Artist: Avinash Veeraraghavan
When: November 25 – January 7
Avinash ‘Avi’ Veeraraghavan’s new solo “finds him in a mature, quiet contemplative mood’, says a concept note by Arjun Jayadev. The subtext to his new works, however, remains as complex as ever. The show offers an immersive experience, rife with digital prints, wall vinyl, lights, laser cut veneer and printed fabric. In Jayadev’s words, Veeraraghavan’s new works speak of the fact that “life and personal history can bear multiple overlapping meanings that we impose on them, without any promise of coherence”.
1024 Names reflects the artist’s twin fascinations — the nature of religious content, and the dynamic digital world. Veeraraghavan’s creations are thus filled with images of religious, personal or universal significance, which are repeated, fragmented, layered and melded in a range of mediums.
The theme of densely placed mirrors recurs through the show. In Leela, strings of lights of the kind used in pujas and festivals are placed like they’re the roots of a banyan tree, while the mirrors refract and enlarge the image.
In the next piece, Spectrum, a series of crushed
cloth is placed in a frame, in a seemingly haphazard manner.

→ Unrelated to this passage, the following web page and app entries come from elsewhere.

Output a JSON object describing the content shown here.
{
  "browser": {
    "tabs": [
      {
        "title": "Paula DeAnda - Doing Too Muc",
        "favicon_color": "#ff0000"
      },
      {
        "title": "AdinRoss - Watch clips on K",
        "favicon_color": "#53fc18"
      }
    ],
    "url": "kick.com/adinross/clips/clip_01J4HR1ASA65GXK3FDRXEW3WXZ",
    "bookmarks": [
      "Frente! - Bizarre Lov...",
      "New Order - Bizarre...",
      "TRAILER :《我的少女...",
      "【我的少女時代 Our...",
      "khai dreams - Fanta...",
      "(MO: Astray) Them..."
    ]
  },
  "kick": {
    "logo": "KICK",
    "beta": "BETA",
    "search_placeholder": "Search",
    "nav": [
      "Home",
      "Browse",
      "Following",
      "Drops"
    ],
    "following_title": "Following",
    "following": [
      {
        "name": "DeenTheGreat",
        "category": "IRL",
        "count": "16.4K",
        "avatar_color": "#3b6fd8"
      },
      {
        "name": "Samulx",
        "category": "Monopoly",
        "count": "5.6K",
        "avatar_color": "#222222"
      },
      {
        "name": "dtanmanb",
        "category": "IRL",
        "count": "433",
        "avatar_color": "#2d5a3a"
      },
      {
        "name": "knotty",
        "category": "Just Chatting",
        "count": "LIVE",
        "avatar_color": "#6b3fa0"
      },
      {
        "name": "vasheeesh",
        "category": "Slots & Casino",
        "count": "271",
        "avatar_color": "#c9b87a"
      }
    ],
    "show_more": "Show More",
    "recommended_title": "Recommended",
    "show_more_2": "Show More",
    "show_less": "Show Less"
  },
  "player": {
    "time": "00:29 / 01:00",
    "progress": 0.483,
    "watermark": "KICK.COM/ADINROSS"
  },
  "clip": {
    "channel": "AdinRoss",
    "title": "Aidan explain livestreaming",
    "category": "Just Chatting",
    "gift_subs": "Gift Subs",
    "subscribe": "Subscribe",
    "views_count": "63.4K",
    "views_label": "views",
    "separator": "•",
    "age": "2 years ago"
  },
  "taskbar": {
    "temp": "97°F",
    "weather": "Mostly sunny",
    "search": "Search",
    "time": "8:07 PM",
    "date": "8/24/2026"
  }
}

The palette of colours was chosen from the Web, to imply a
range of ‘mood’ variations, found through keyword searches in a cloud-sourced public library.
The artist uses the same materials in Bhava, with striking printed images, again drawn from the Web, compacted together in frames. Monolith places images and patterns from disparate cultures in organic mash-ups. In effect, Japanese kimono prints are forcibly interwoven with Art Deco wallpaper, Indian floral and Islamic abstractions.
In Homeland, Veeraraghavan picks on a tent, thickly overlaid with images and visuals depicting his personal obsessions. “Esoteric Buddhist images, poster art, intricate floral paintings and pornography collide and overlap in an achingly vulnerable image of fragility,” describes Jayadev.
By contrast, Daybreak presents another image, as a laser cut, again dizzyingly over-rendered with images and prints, but this time bereft of colour. The effect is overwhelmingly one of loneliness.
Stardust offers a direct representation of the artist’s notions of “the breaking and remaking of meaning”, as the image of a mature tree with roots and branches is shown as a shattered mirror. The piece is laid on top of Infinite Disposition, a wallpaper composed entirely out of unique scans of graph paper.
1024 Names might well be the most perfected expression yet of Veeraraghavan’s practice, of over two decades of documenting his self-explorations.
At Galleryske, Langford Town. Details: 41120873
— Team Indulge